* What you are asked to do:
Where does the string "JSON" appear in the records? Copy each line that holds it.
Top of Provided entries
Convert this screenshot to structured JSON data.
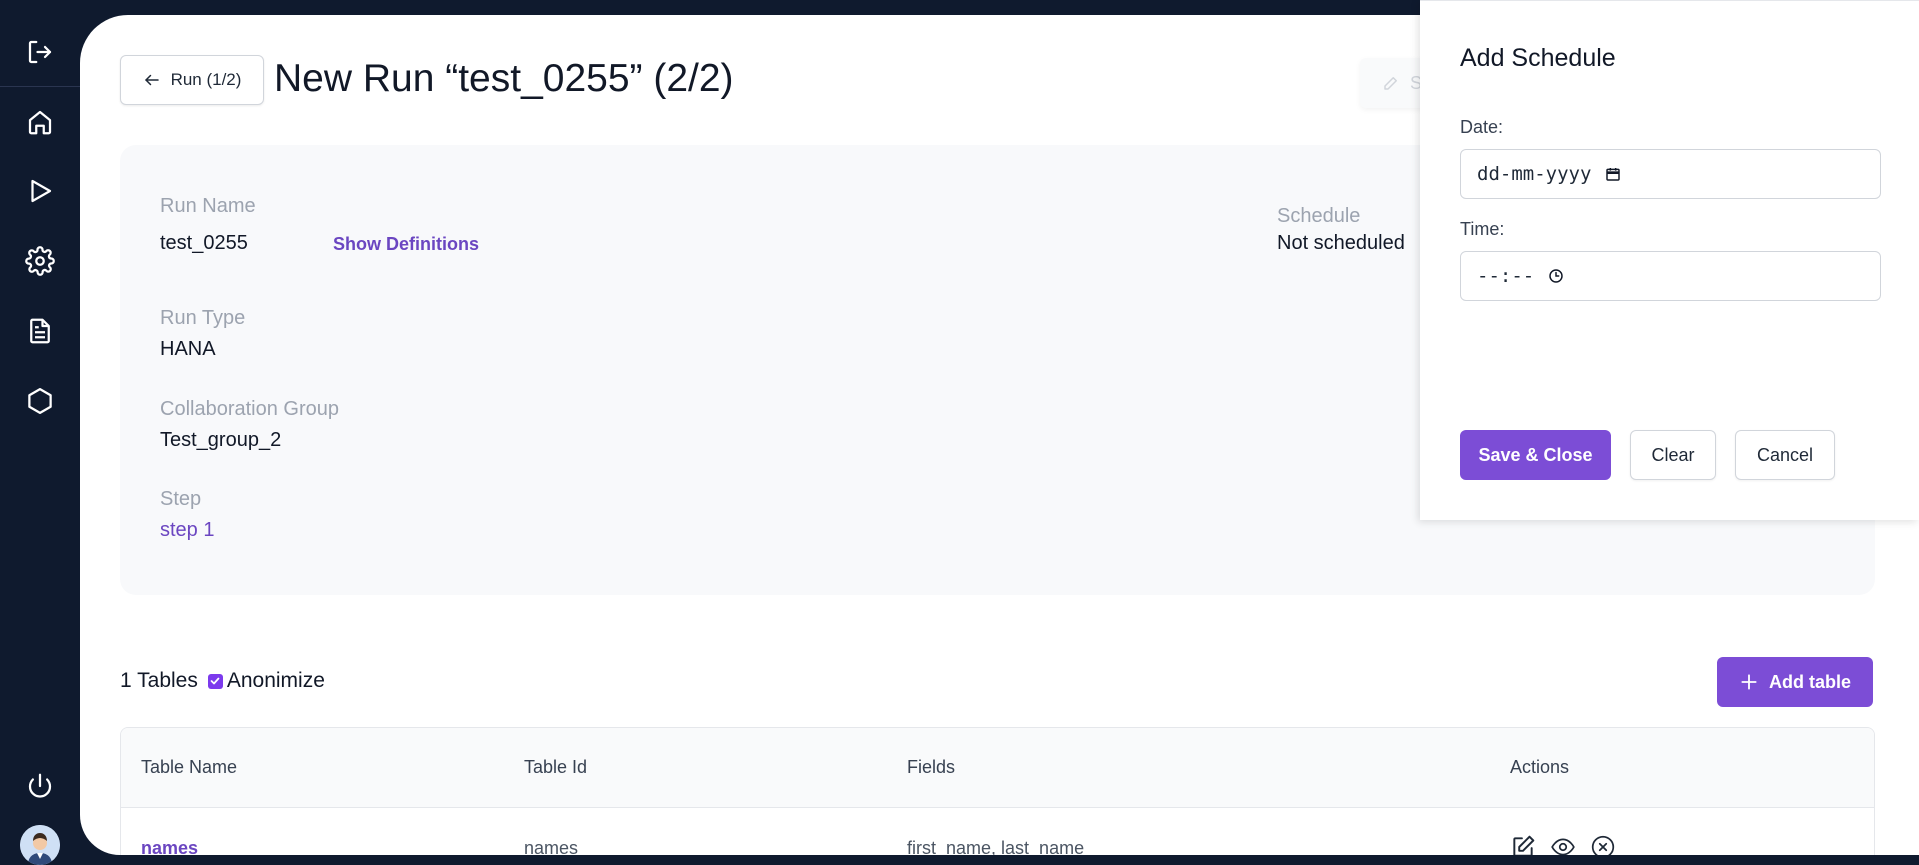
{
  "sidebar": {
    "icons": [
      "logout-icon",
      "home-icon",
      "play-icon",
      "gear-icon",
      "document-icon",
      "hexagon-icon",
      "power-icon"
    ],
    "avatar": "user-avatar"
  },
  "header": {
    "back_label": "Run (1/2)",
    "title": "New Run “test_0255” (2/2)",
    "ghost_button_label": "S"
  },
  "run_info": {
    "run_name_label": "Run Name",
    "run_name_value": "test_0255",
    "show_definitions": "Show Definitions",
    "run_type_label": "Run Type",
    "run_type_value": "HANA",
    "collab_label": "Collaboration Group",
    "collab_value": "Test_group_2",
    "step_label": "Step",
    "step_value": "step 1",
    "schedule_label": "Schedule",
    "schedule_value": "Not scheduled"
  },
  "tables_section": {
    "count_label": "1 Tables",
    "anonimize_label": "Anonimize",
    "anonimize_checked": true,
    "add_table_label": "Add table"
  },
  "table": {
    "columns": [
      "Table Name",
      "Table Id",
      "Fields",
      "Actions"
    ],
    "rows": [
      {
        "name": "names",
        "id": "names",
        "fields": "first_name, last_name",
        "actions": [
          "edit-icon",
          "eye-icon",
          "remove-icon"
        ]
      }
    ]
  },
  "modal": {
    "title": "Add Schedule",
    "date_label": "Date:",
    "date_placeholder": "dd-mm-yyyy",
    "time_label": "Time:",
    "time_placeholder": "--:--",
    "save_label": "Save & Close",
    "clear_label": "Clear",
    "cancel_label": "Cancel"
  },
  "colors": {
    "sidebar_bg": "#0f1a2e",
    "accent": "#7c4dd6",
    "link": "#6b46c1"
  }
}
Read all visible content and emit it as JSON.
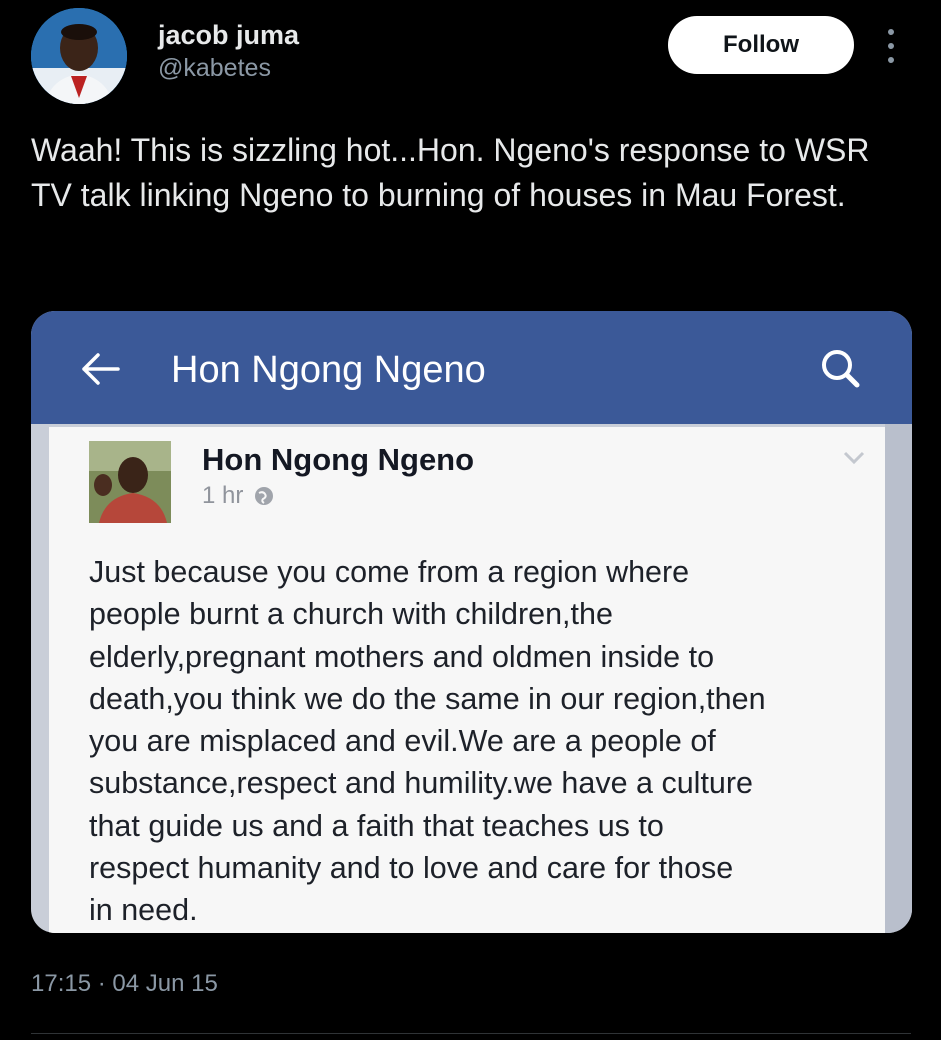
{
  "author": {
    "name": "jacob juma",
    "handle": "@kabetes"
  },
  "actions": {
    "follow_label": "Follow"
  },
  "tweet": {
    "text": "Waah! This is sizzling hot...Hon. Ngeno's response to WSR TV talk linking Ngeno to burning of houses in Mau Forest.",
    "timestamp": "17:15 · 04 Jun 15"
  },
  "embedded_screenshot": {
    "app_bar_title": "Hon Ngong Ngeno",
    "app_bar_color": "#3b5998",
    "post": {
      "author": "Hon Ngong Ngeno",
      "time": "1 hr",
      "body_lines": [
        "Just because you come from a region where",
        "people burnt a church with children,the",
        "elderly,pregnant mothers and oldmen inside to",
        "death,you think we do the same in our region,then",
        "you are misplaced and evil.We are a people of",
        "substance,respect and humility.we have a culture",
        "that guide us and a faith that teaches us to",
        "respect humanity and to love and care for those",
        "in need."
      ]
    },
    "icons": [
      "back-arrow-icon",
      "search-icon",
      "globe-icon",
      "chevron-down-icon"
    ]
  },
  "icons": [
    "more-options-icon"
  ]
}
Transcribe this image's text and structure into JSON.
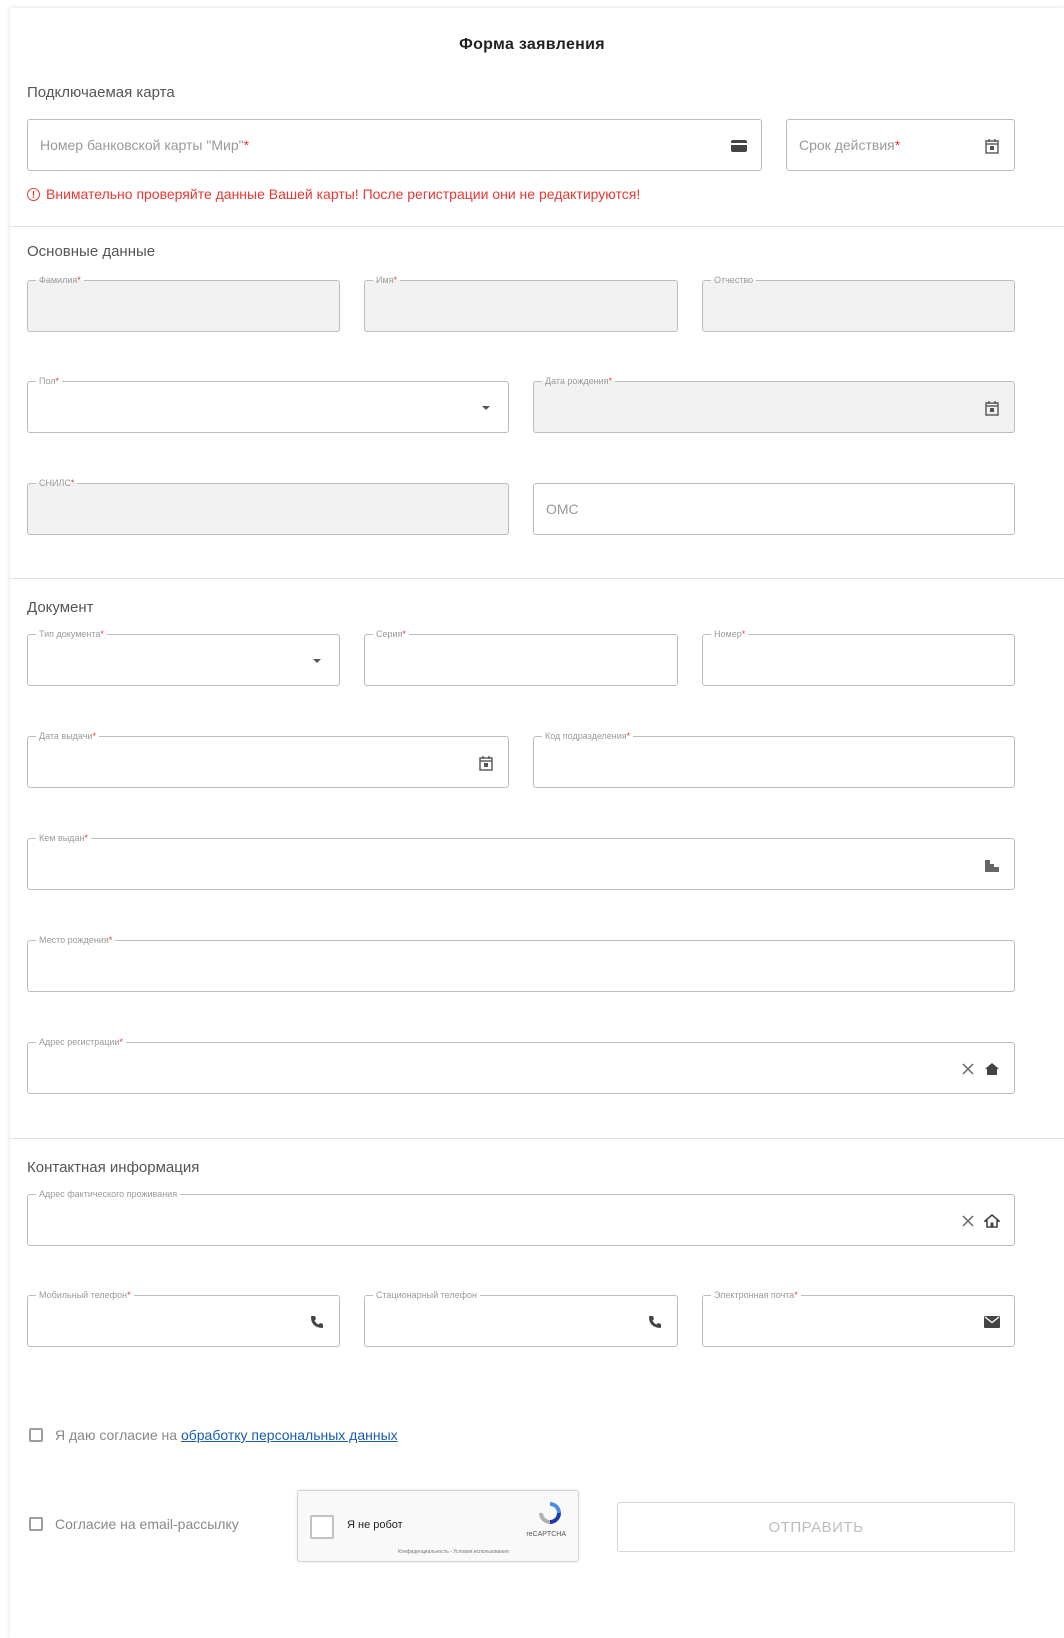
{
  "form_title": "Форма заявления",
  "sections": {
    "card": "Подключаемая карта",
    "main": "Основные данные",
    "document": "Документ",
    "contact": "Контактная информация"
  },
  "card": {
    "number_placeholder": "Номер банковской карты \"Мир\"",
    "expiry_placeholder": "Срок действия",
    "warning": "Внимательно проверяйте данные Вашей карты! После регистрации они не редактируются!"
  },
  "main": {
    "surname": "Фамилия",
    "name": "Имя",
    "patronymic": "Отчество",
    "gender": "Пол",
    "birth_date": "Дата рождения",
    "snils": "СНИЛС",
    "oms_placeholder": "ОМС"
  },
  "document": {
    "type": "Тип документа",
    "series": "Серия",
    "number": "Номер",
    "issue_date": "Дата выдачи",
    "division_code": "Код подразделения",
    "issued_by": "Кем выдан",
    "birth_place": "Место рождения",
    "reg_address": "Адрес регистрации"
  },
  "contact": {
    "actual_address": "Адрес фактического проживания",
    "mobile": "Мобильный телефон",
    "landline": "Стационарный телефон",
    "email": "Электронная почта"
  },
  "consent": {
    "prefix": "Я даю согласие на",
    "link": "обработку персональных данных",
    "email_newsletter": "Согласие на email-рассылку"
  },
  "captcha": {
    "label": "Я не робот",
    "brand": "reCAPTCHA",
    "terms": "Конфиденциальность - Условия использования"
  },
  "submit_label": "ОТПРАВИТЬ",
  "required_mark": "*",
  "colors": {
    "required": "#e53935",
    "link": "#1a5dad",
    "disabled_bg": "#f2f2f2"
  },
  "icons": [
    "card-icon",
    "calendar-icon",
    "dropdown-arrow-icon",
    "building-icon",
    "clear-icon",
    "home-icon",
    "home-outline-icon",
    "phone-icon",
    "email-icon",
    "recaptcha-logo-icon",
    "warning-icon"
  ]
}
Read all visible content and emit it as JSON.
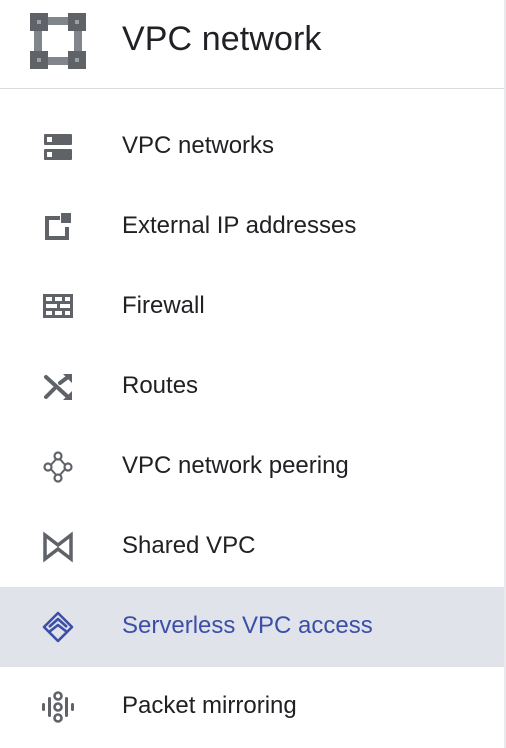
{
  "header": {
    "title": "VPC network",
    "logo_icon": "vpc-network-logo-icon"
  },
  "colors": {
    "active_bg": "#e0e3ea",
    "active_text": "#3c4fa8",
    "icon": "#5f6368",
    "text": "#202124"
  },
  "nav": {
    "items": [
      {
        "label": "VPC networks",
        "icon": "vpc-networks-icon",
        "active": false
      },
      {
        "label": "External IP addresses",
        "icon": "external-ip-icon",
        "active": false
      },
      {
        "label": "Firewall",
        "icon": "firewall-icon",
        "active": false
      },
      {
        "label": "Routes",
        "icon": "routes-icon",
        "active": false
      },
      {
        "label": "VPC network peering",
        "icon": "peering-icon",
        "active": false
      },
      {
        "label": "Shared VPC",
        "icon": "shared-vpc-icon",
        "active": false
      },
      {
        "label": "Serverless VPC access",
        "icon": "serverless-vpc-icon",
        "active": true
      },
      {
        "label": "Packet mirroring",
        "icon": "packet-mirroring-icon",
        "active": false
      }
    ]
  }
}
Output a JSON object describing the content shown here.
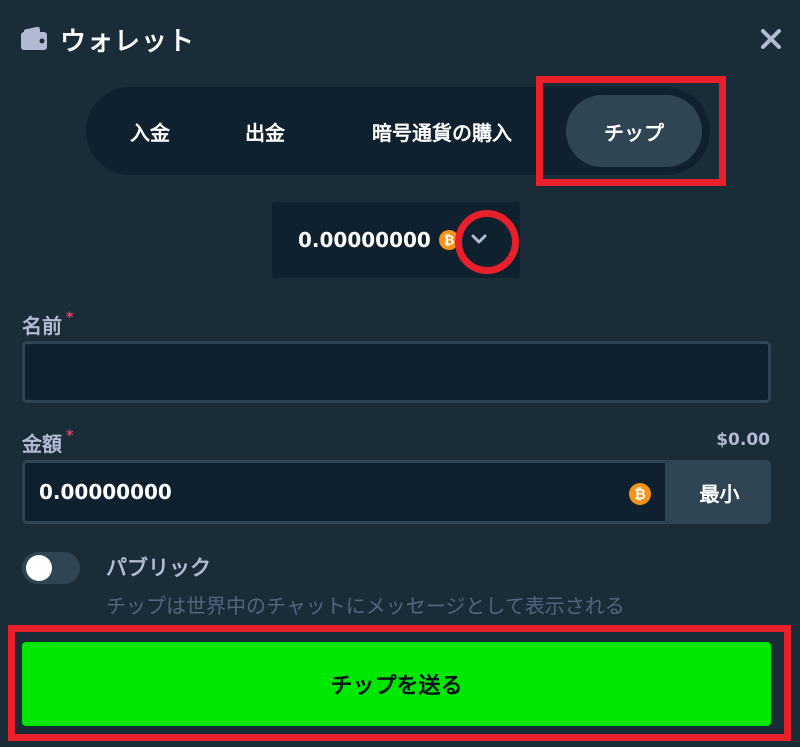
{
  "header": {
    "title": "ウォレット",
    "icon": "wallet-icon",
    "close_icon": "close-icon"
  },
  "tabs": [
    {
      "label": "入金"
    },
    {
      "label": "出金"
    },
    {
      "label": "暗号通貨の購入"
    },
    {
      "label": "チップ",
      "active": true
    }
  ],
  "currency": {
    "balance": "0.00000000",
    "icon": "bitcoin-icon",
    "dropdown_icon": "chevron-down-icon"
  },
  "form": {
    "name_label": "名前",
    "name_value": "",
    "required_mark": "*",
    "amount_label": "金額",
    "amount_usd": "$0.00",
    "amount_value": "0.00000000",
    "min_button": "最小"
  },
  "public": {
    "label": "パブリック",
    "description": "チップは世界中のチャットにメッセージとして表示される",
    "enabled": false
  },
  "send_button": "チップを送る",
  "colors": {
    "background": "#1a2c38",
    "panel": "#0f212e",
    "active_tab": "#2f4553",
    "accent_green": "#00e701",
    "highlight_red": "#e8202a",
    "bitcoin": "#f7931a"
  }
}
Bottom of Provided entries
* Result:
Convert this screenshot to structured JSON data.
Read all visible content and emit it as JSON.
Transcribe this image's text and structure into JSON.
Read all visible content and emit it as JSON.
Output a JSON object describing the content shown here.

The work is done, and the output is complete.